Working from left to right across the stage (as you face the stage from the audience):
Keyboard: Daniel brings his own keyboard, keyboard stand, and amplifier. Generally, it works best to mic the amplifier. [We have had some success running the keyboard direct (a standard XLR mic cord plugs into the back) but that requires EQ, compression, and great diligence to get the sound right.] We use the amplifier as a stage monitor, so the keyboard does not need to be heard in the stage monitor speakers.
Flute: Daniel brings a microphone and mic clip. He requires a 'boom' style microphone stand and microphone cable.
Fiddle/Bagpipes/Accordion: Kevin runs his fiddle direct, with his own direct box, and requires only a microphone cable to connect it. He also requires a 'boom' microphone stand and mic suitable for accordion and bagpipes.
Fiddle/Vocals: Ray runs his fiddle direct, with his own direct box, and requires only a microphone cable to connect it. Ray also requires a 'boom' microphone stand and mic suitable for vocals.
Mandolin/Guitar: Paul brings his own direct equipment for these two instruments. He requires two XLR microphone cables and channels. If we are playing a concert set, Paul also requires a vocal mic and stand.
Phantom power is not needed unless the mics you provide require it. We generally prefer to run the system without phantom power, though it can bail us out if there is a dead battery in one of the fiddle direct boxes.
We require at least three stage monitors (preferably four) with a graphic equalizer that is distinct from the hall EQ. We sometimes have very good luck putting the monitors behind us, rather than in front. One monitor is for Daniel at the keyboard (preferably behind him), one or two for the fiddlers (either in front or behind), and one for Paul (preferably behind him).Additional equipment:
* three comfortable chairs, preferably with padded seats (as opposed to all metal)
* a sturdy piano bench or equivalent (two chairs stacked together may be sufficient, but only as a last resort)
* a small table, for displaying CDs for sale, set up near the stage
* a table, for instrument cases and equipment, set up behind the band onstage is also very helpfulGeneral notes:
* All sound reinforcement equipment must be professional quality. Homemade and personal stereo components are not acceptable.
* Monitor EQ is very important. We generally require that frequencies in the 1-2 Khz range be attenuated somewhat to keep the sound from being too shrill. Please walk behind the band to check the monitor sound during the sound check.

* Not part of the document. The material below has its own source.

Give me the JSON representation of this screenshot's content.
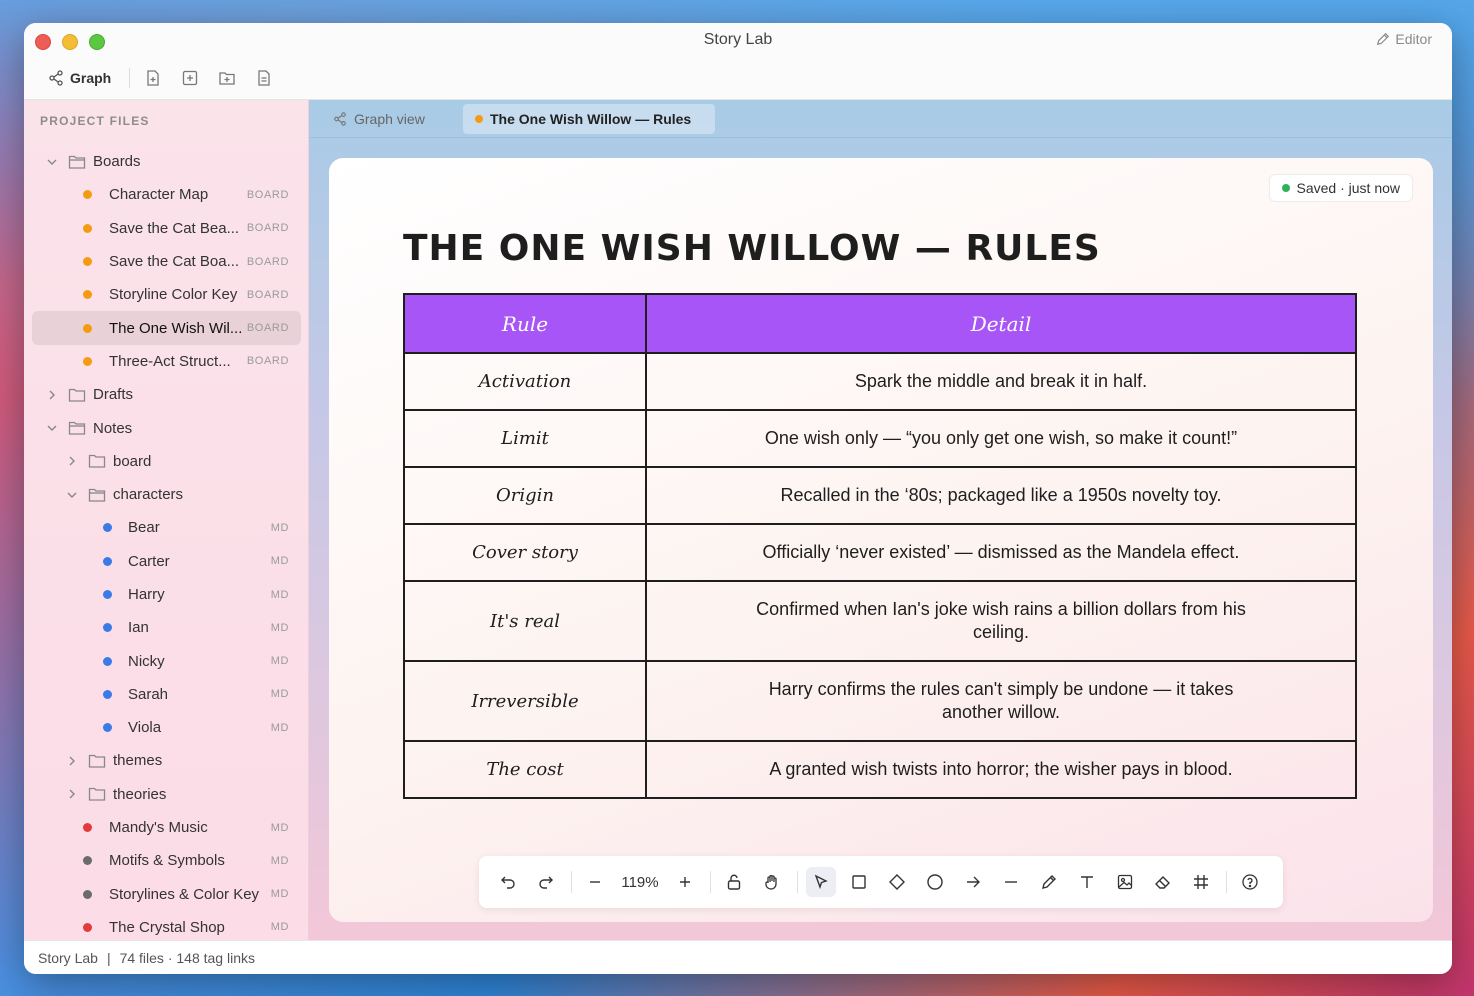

* Once levels have been set at the sound check, all microphones are to be left on, all channels left open. As a rule, please leave the mix alone during the performance, except as specifically requested by the musicians.